Also there is the factor of their anger and their rebellion…it can come out in a number of ways ie: violence toward others, misbehavior in school and at home, personal hygiene and toilet issues, and even outright public tantrums. Usually a child that you get is emotionally and mentally a few years younger than what their age is, depending on when the neglect or abuse began. So as a foster parent you can take them back to those younger ages and stages of life and try to help them develop those skills that will be so important to them later in life in their careers and personal relationships. But the outside world doesn’t get it….”they should act their age and quit misbehaving”. Its such a struggle for the child and foster parent to catch them up to speed.
Being involved in a foster community in which there are functions that are attended and meetings that continue to teach us new techniques or answers to our questions of how to reach this child, really helps, because the foster parents understand the delay issues or the poor behavior and are more accepting of it all.
I will never forget the sibling group of 4 that we received over a year ago and how long it took us to get a couple of them to realize that no matter how long they whined or threw a tantrum we weren’t going to give in. It’s the “move” that they would use on their parents to get their way and it was a hard one to break. Especially with the weekly visitation. The best thing we can do for these kids is inform others in our church and community about these delays that they have so that there would be more patience for them. They already don’t trust adults and the more adults can show them how to act, how God acts through us the better chance we have of changing the cycle of them having their kids enter the system when they grow up.

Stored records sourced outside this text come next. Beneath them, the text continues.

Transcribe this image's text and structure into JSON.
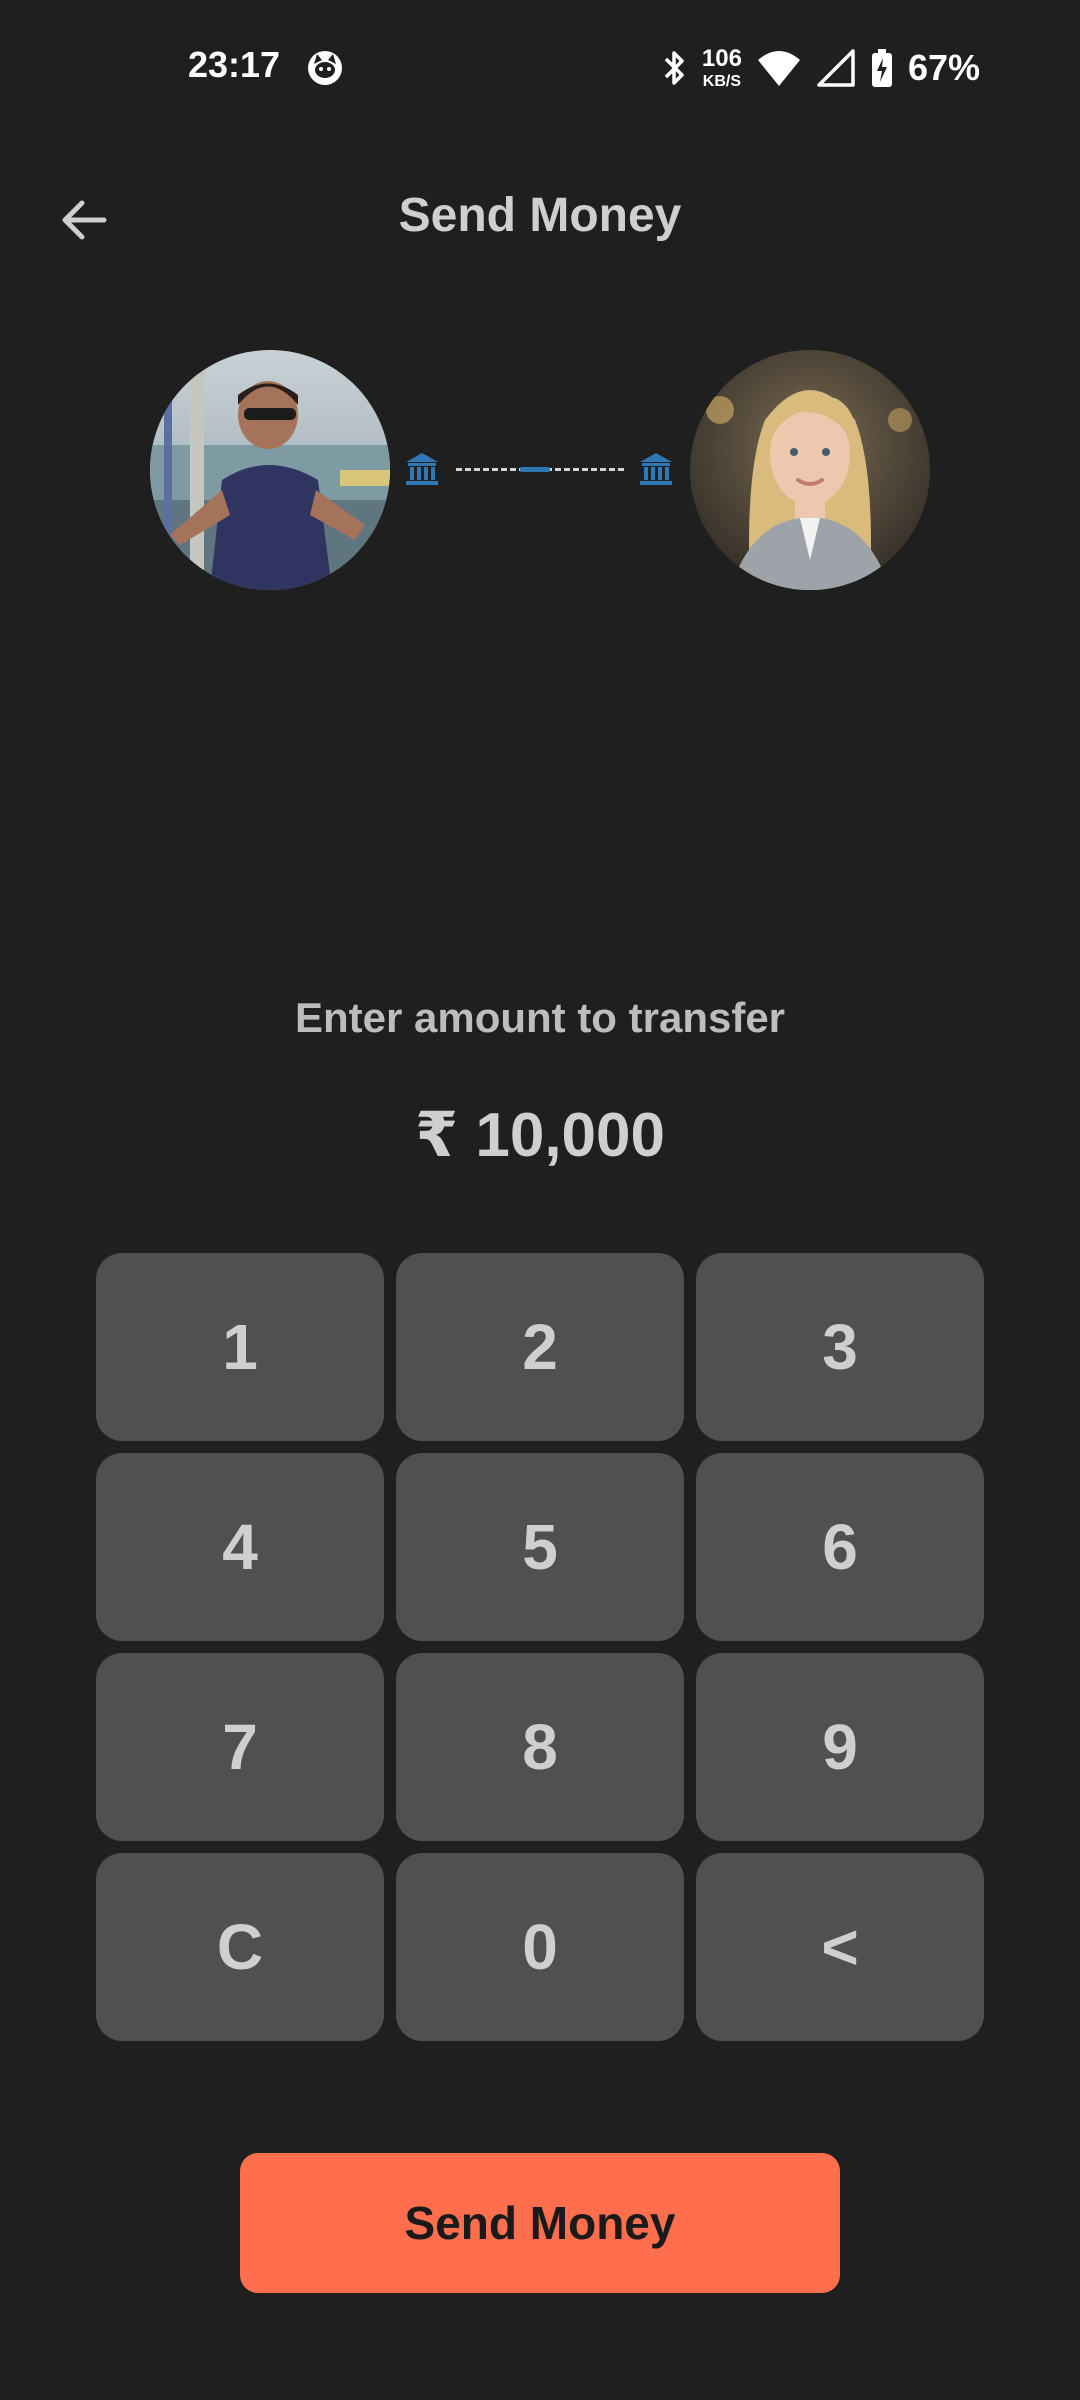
{
  "status_bar": {
    "time": "23:17",
    "net_speed_value": "106",
    "net_speed_unit": "KB/S",
    "battery_percent": "67%"
  },
  "header": {
    "title": "Send Money",
    "back_icon": "arrow-left-icon"
  },
  "transfer": {
    "sender_avatar": "avatar-photo-man",
    "recipient_avatar": "avatar-photo-woman",
    "bank_icon": "bank-icon",
    "accent_color": "#2f78b6"
  },
  "amount_section": {
    "prompt": "Enter amount to transfer",
    "amount": "₹ 10,000"
  },
  "keypad": {
    "keys": [
      "1",
      "2",
      "3",
      "4",
      "5",
      "6",
      "7",
      "8",
      "9",
      "C",
      "0",
      "<"
    ]
  },
  "primary_action": {
    "label": "Send Money",
    "color": "#ff6f4d"
  }
}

Of course I am writing this after a full day of having 9 kids under 12 by myself, since my spouse was out working, and am probably a little exhausted and frustrated with the lack of respect from the kids or the lack of respect the kids give each other. But, every morning I wake up happy and ready for a new day to make a difference in their life. One more day for me to “be there for them”, hug them and show them God through me. I have been fortunate enough to be involved in a few cases in which I could also minister to the parents, either through the kids or a quick word of encouragement at the visitation drop-off.